__Requirement__:
Please count the lines below that contain the word "Vasile", and reply with that number alone.

Top of Source information

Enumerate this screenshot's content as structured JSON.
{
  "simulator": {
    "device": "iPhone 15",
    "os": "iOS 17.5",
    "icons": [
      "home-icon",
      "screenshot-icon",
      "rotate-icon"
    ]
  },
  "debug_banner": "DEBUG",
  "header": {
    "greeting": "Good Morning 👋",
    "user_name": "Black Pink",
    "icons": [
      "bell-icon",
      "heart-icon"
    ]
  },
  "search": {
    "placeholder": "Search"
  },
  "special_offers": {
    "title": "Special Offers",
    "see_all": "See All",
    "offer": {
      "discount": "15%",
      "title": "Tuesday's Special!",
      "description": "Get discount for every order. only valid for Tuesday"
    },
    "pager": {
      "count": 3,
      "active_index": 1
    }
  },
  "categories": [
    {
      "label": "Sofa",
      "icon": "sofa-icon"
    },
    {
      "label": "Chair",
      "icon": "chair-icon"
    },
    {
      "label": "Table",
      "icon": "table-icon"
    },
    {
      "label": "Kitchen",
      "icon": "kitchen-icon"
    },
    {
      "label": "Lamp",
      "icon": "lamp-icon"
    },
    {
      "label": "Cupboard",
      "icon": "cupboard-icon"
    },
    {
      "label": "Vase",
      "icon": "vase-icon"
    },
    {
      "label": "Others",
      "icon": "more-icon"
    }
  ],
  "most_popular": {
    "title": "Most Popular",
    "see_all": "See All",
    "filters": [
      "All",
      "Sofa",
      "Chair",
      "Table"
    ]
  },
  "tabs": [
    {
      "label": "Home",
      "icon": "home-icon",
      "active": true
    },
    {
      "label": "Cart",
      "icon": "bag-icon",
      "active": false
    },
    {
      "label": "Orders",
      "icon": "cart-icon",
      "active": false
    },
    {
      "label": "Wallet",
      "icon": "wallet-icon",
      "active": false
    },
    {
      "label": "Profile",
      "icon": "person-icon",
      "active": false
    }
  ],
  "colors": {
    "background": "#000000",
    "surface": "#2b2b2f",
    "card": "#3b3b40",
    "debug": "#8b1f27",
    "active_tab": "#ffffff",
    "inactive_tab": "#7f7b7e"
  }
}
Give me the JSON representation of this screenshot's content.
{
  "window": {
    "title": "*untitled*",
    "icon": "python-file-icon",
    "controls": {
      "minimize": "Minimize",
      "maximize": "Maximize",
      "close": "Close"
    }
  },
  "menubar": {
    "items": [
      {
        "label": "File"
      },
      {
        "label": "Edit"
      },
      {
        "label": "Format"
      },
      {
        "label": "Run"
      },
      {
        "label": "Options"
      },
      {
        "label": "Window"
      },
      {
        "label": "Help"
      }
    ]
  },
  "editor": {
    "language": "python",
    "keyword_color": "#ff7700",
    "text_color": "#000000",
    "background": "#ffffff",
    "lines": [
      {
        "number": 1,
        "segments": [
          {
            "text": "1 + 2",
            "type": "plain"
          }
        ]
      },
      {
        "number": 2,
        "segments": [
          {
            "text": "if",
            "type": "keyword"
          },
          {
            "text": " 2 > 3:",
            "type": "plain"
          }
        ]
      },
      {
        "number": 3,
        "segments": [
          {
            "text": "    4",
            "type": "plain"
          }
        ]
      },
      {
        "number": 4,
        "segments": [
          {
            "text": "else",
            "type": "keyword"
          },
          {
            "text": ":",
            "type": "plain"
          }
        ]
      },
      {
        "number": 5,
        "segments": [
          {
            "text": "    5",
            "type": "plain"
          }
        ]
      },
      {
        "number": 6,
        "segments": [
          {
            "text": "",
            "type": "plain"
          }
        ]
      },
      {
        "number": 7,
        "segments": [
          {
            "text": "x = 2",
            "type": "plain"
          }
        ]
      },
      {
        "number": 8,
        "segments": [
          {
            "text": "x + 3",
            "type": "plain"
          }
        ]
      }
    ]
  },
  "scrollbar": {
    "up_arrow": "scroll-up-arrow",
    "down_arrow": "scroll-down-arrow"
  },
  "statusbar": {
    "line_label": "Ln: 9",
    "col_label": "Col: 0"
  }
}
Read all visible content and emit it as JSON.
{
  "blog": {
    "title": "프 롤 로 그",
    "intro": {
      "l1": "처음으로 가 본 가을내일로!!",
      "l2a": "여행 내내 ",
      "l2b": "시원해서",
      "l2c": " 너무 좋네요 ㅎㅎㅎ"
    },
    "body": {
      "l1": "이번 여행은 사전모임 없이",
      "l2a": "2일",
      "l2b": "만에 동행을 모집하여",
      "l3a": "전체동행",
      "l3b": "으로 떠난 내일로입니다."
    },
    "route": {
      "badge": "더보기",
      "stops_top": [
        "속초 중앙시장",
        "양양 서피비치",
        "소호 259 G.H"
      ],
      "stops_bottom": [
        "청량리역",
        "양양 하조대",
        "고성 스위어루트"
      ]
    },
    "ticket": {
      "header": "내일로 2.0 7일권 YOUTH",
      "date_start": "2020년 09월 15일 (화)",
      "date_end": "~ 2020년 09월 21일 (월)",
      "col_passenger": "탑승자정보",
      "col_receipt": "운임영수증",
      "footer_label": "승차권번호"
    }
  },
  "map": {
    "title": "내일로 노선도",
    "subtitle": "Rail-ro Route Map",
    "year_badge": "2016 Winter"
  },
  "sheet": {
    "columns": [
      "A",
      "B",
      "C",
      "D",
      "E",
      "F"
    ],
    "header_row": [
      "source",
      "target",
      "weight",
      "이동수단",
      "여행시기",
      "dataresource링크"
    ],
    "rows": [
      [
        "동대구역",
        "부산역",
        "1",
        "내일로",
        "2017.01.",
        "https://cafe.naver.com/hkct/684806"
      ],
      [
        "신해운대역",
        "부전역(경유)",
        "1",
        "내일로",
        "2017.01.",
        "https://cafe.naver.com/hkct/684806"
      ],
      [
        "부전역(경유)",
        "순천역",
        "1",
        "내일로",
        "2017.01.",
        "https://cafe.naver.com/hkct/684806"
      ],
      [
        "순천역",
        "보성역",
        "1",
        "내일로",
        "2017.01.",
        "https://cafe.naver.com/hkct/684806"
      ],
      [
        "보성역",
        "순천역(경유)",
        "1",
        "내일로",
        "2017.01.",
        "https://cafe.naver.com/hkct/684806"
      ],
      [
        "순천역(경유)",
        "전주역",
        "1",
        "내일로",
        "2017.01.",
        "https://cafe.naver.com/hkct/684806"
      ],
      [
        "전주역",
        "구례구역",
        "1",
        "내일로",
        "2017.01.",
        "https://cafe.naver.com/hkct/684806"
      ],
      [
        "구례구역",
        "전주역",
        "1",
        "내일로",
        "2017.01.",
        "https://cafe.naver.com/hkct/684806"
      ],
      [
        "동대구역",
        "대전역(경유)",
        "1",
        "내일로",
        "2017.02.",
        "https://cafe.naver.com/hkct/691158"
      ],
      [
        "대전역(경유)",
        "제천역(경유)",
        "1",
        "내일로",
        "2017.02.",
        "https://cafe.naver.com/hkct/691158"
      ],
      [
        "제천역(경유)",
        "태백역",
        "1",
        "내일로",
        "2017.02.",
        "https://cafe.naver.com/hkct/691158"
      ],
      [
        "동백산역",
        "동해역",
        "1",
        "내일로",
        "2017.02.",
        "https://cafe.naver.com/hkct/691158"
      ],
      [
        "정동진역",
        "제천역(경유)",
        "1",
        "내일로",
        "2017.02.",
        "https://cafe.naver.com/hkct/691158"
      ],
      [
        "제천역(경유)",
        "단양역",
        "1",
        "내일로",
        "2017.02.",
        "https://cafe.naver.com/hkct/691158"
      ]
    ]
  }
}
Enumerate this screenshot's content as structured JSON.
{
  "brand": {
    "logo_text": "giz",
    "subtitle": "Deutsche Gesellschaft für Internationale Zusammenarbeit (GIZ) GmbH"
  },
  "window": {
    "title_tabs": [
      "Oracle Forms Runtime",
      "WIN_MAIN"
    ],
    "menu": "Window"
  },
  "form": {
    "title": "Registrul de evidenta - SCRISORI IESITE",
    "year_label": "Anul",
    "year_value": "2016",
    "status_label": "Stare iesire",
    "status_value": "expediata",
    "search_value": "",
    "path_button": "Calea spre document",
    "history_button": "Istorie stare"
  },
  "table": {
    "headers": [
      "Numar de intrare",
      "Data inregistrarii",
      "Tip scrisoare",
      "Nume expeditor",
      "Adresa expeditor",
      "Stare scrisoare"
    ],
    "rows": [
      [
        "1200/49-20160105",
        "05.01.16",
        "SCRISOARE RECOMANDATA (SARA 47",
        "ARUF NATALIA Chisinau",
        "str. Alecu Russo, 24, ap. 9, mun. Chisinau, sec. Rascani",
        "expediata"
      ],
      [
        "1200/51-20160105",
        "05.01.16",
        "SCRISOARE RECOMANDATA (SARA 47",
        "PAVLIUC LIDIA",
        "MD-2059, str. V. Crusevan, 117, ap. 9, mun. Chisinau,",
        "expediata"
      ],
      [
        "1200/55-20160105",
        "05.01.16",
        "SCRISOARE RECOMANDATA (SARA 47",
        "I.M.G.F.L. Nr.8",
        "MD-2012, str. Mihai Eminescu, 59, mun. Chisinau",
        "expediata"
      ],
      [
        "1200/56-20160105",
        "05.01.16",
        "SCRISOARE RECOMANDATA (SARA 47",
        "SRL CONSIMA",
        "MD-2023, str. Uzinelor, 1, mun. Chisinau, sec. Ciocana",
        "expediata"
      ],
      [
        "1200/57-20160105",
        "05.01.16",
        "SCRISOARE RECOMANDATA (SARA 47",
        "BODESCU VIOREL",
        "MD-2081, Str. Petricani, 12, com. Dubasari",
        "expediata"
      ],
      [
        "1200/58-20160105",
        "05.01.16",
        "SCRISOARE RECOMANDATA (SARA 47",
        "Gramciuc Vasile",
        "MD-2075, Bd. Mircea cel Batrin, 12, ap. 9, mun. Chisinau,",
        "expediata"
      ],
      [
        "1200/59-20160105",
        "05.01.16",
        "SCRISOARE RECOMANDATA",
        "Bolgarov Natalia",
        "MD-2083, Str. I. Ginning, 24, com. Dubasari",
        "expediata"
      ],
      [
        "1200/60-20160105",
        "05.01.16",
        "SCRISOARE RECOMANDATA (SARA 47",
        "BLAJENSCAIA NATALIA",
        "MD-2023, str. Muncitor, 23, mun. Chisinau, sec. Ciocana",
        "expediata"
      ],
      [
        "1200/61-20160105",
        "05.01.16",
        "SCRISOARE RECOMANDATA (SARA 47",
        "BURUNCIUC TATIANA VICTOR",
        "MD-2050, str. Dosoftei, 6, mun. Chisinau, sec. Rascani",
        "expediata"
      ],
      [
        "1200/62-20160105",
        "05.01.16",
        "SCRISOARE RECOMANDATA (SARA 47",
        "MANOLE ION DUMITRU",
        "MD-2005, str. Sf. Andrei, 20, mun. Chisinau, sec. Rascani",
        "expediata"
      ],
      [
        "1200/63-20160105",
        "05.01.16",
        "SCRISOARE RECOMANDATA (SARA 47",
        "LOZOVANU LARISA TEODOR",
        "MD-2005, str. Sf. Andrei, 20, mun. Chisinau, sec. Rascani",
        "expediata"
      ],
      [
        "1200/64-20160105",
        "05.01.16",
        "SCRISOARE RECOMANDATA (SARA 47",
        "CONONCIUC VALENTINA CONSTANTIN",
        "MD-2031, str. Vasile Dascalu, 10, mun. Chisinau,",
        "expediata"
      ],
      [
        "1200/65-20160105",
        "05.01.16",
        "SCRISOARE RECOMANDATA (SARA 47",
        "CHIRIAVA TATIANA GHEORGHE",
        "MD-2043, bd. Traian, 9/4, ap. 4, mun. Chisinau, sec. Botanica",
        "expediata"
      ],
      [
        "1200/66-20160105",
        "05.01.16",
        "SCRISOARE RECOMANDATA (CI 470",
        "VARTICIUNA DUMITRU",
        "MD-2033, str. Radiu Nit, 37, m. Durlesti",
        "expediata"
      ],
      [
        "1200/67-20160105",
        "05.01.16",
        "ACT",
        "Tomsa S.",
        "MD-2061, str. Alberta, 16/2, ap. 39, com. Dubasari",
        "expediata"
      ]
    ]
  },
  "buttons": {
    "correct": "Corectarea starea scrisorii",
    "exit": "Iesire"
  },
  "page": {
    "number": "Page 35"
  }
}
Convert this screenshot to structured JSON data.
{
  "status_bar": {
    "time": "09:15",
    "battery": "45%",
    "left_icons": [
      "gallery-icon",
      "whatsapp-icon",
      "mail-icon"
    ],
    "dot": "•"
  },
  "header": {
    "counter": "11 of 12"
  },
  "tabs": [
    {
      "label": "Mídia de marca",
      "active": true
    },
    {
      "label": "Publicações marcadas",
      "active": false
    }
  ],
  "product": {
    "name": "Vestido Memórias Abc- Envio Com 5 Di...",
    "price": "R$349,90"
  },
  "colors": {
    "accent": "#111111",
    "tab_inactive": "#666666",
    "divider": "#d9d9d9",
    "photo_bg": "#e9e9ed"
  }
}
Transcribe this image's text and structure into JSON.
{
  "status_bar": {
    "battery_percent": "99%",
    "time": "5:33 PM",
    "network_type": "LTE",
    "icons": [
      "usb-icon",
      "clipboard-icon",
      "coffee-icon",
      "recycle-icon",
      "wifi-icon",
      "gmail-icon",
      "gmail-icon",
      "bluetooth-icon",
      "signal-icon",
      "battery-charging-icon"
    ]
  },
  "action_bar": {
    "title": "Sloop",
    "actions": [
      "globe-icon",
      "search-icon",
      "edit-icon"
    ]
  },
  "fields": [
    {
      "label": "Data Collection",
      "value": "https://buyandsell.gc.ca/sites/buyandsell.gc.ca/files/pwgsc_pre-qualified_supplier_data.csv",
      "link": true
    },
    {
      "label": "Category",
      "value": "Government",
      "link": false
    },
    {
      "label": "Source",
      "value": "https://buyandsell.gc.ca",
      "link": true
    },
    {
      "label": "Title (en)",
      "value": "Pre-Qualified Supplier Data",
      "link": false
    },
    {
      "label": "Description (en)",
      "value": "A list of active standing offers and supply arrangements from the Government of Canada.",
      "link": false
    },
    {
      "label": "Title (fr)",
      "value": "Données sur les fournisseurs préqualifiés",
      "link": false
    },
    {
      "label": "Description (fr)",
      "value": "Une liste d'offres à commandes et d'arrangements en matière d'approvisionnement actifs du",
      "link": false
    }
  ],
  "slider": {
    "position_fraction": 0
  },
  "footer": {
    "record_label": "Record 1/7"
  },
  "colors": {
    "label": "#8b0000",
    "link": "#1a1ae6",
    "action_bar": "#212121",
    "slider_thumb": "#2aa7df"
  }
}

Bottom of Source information

__Reply__:
2